The capability of music to generate moments of calm, reflection and serenity can be deeply profound. Commissioned for Southbank Sinfonia, as part of the Nonclassical Associate Composer Scheme in 2021, Yfat Soul Zisso’s Breathless is a meditative work, based around notions of self-awareness and the need to pause every now and again to check our breathing and to re-centre ourselves. Human need for contemplation and calm arises throughout this Rush Hour programme as a recurrent consideration explored by all the featured composers.
Indeed, echoes of such yearning can certainly be heard in the work of Grace Williams, former pupil of Vaughan Williams, whilst at the Royal College of Music. Composed in London in 1944, her suite for string orchestra, Sea Sketches is a deeply evocative work that depicts various characteristics of the sea in every movement. It is thought to have been inspired by her memories of growing up in Wales by the sea and her feeling of belonging.

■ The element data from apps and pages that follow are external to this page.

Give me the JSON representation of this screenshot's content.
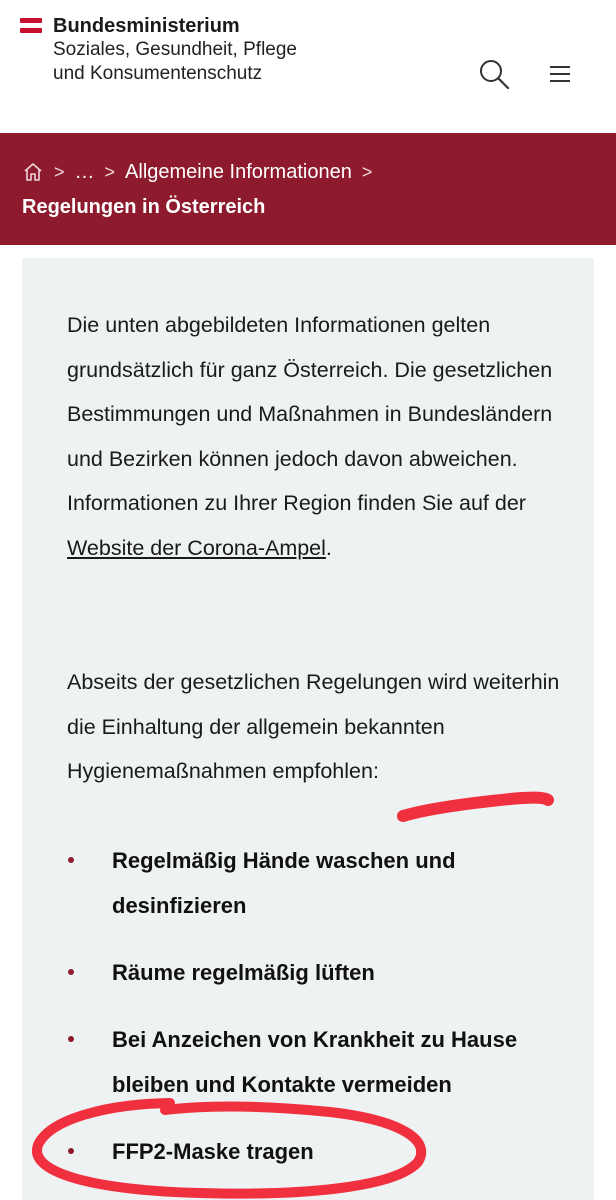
{
  "header": {
    "ministry_line1": "Bundesministerium",
    "ministry_line2": "Soziales, Gesundheit, Pflege",
    "ministry_line3": "und Konsumentenschutz",
    "search_icon": "search-icon",
    "menu_icon": "hamburger-menu-icon",
    "flag_color": "#c8102e"
  },
  "breadcrumb": {
    "home_icon": "home-icon",
    "separator": ">",
    "ellipsis": "…",
    "parent": "Allgemeine Informationen",
    "current": "Regelungen in Österreich",
    "bar_color": "#8e1b2d"
  },
  "content": {
    "para1_text": "Die unten abgebildeten Informationen gelten grundsätzlich für ganz Österreich. Die gesetzlichen Bestimmungen und Maßnahmen in Bundesländern und Bezirken können jedoch davon abweichen. Informationen zu Ihrer Region finden Sie auf der ",
    "para1_link": "Website der Corona-Ampel",
    "para1_end": ".",
    "para2": "Abseits der gesetzlichen Regelungen wird weiterhin die Einhaltung der allgemein bekannten Hygienemaßnahmen empfohlen:",
    "bullets": [
      "Regelmäßig Hände waschen und desinfizieren",
      "Räume regelmäßig lüften",
      "Bei Anzeichen von Krankheit zu Hause bleiben und Kontakte vermeiden",
      "FFP2-Maske tragen"
    ],
    "card_color": "#eef2f3",
    "annotation_color": "#f0303f"
  }
}
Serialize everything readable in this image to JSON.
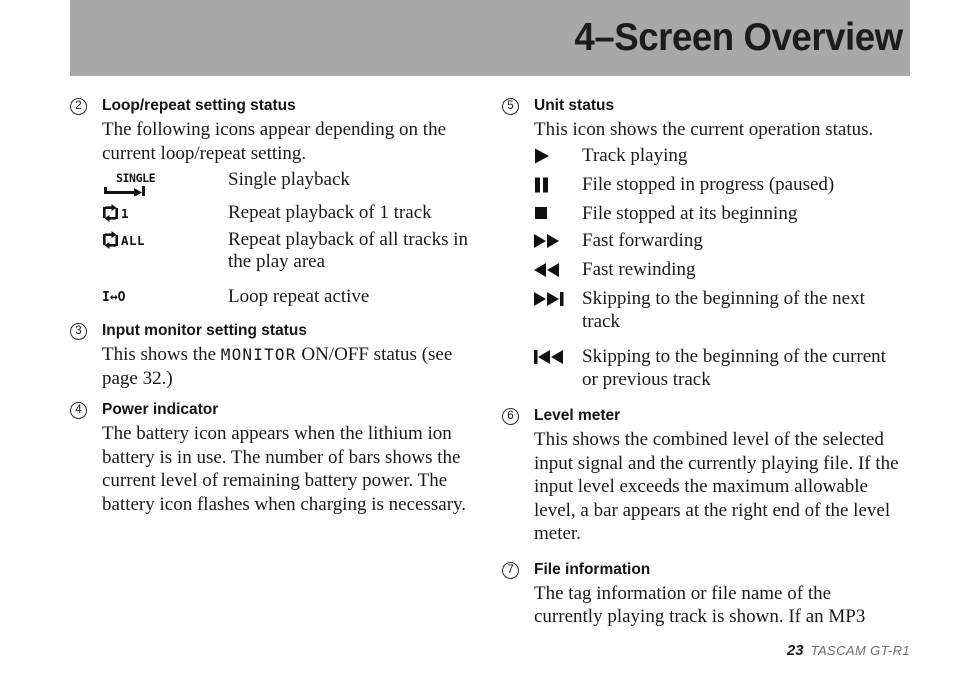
{
  "page": {
    "header_title": "4–Screen Overview",
    "band_color": "#a8a8a8",
    "footer_page_number": "23",
    "footer_model": "TASCAM  GT-R1"
  },
  "left_column": {
    "item2": {
      "number": "2",
      "heading": "Loop/repeat setting status",
      "intro": "The following icons appear depending on the current loop/repeat setting.",
      "rows": [
        {
          "icon": "single-playback-lcd-icon",
          "icon_text": "SINGLE",
          "description": "Single playback"
        },
        {
          "icon": "repeat-one-lcd-icon",
          "icon_text": "1",
          "description": "Repeat playback of 1 track"
        },
        {
          "icon": "repeat-all-lcd-icon",
          "icon_text": "ALL",
          "description": "Repeat playback of all tracks in the play area"
        },
        {
          "icon": "loop-io-lcd-icon",
          "icon_text": "I↔O",
          "description": "Loop repeat active"
        }
      ]
    },
    "item3": {
      "number": "3",
      "heading": "Input monitor setting status",
      "text_before": "This shows the ",
      "mono_term": "MONITOR",
      "text_after": " ON/OFF status (see page 32.)"
    },
    "item4": {
      "number": "4",
      "heading": "Power indicator",
      "body": "The battery icon appears when the lithium ion battery is in use. The number of bars shows the current level of remaining battery power. The battery icon flashes when charging is necessary."
    }
  },
  "right_column": {
    "item5": {
      "number": "5",
      "heading": "Unit status",
      "intro": "This icon shows the current operation status.",
      "rows": [
        {
          "icon": "play-icon",
          "description": "Track playing"
        },
        {
          "icon": "pause-icon",
          "description": "File stopped in progress (paused)"
        },
        {
          "icon": "stop-icon",
          "description": "File stopped at its beginning"
        },
        {
          "icon": "fast-forward-icon",
          "description": "Fast forwarding"
        },
        {
          "icon": "fast-rewind-icon",
          "description": "Fast rewinding"
        },
        {
          "icon": "skip-next-icon",
          "description": "Skipping to the beginning of the next track"
        },
        {
          "icon": "skip-previous-icon",
          "description": "Skipping to the beginning of the current or previous track"
        }
      ]
    },
    "item6": {
      "number": "6",
      "heading": "Level meter",
      "body": "This shows the combined level of the selected input signal and the currently playing file. If the input level exceeds the maximum allowable level, a bar appears at the right end of the level meter."
    },
    "item7": {
      "number": "7",
      "heading": "File information",
      "body": "The tag information or file name of the currently playing track is shown. If an MP3"
    }
  }
}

Premiered just the year before in June 1943 at The Royal Albert Hall, Vaughan Williams’ Symphony No 5 sees the composer return to a gentler, more serene style of composition. In contrast to the stormy dissonance of his previous symphony, he explores a radiant tonal palette with a sound far more like that of his nostalgic Pastoral Symphony, offering audiences a gift of emotional musical reflection.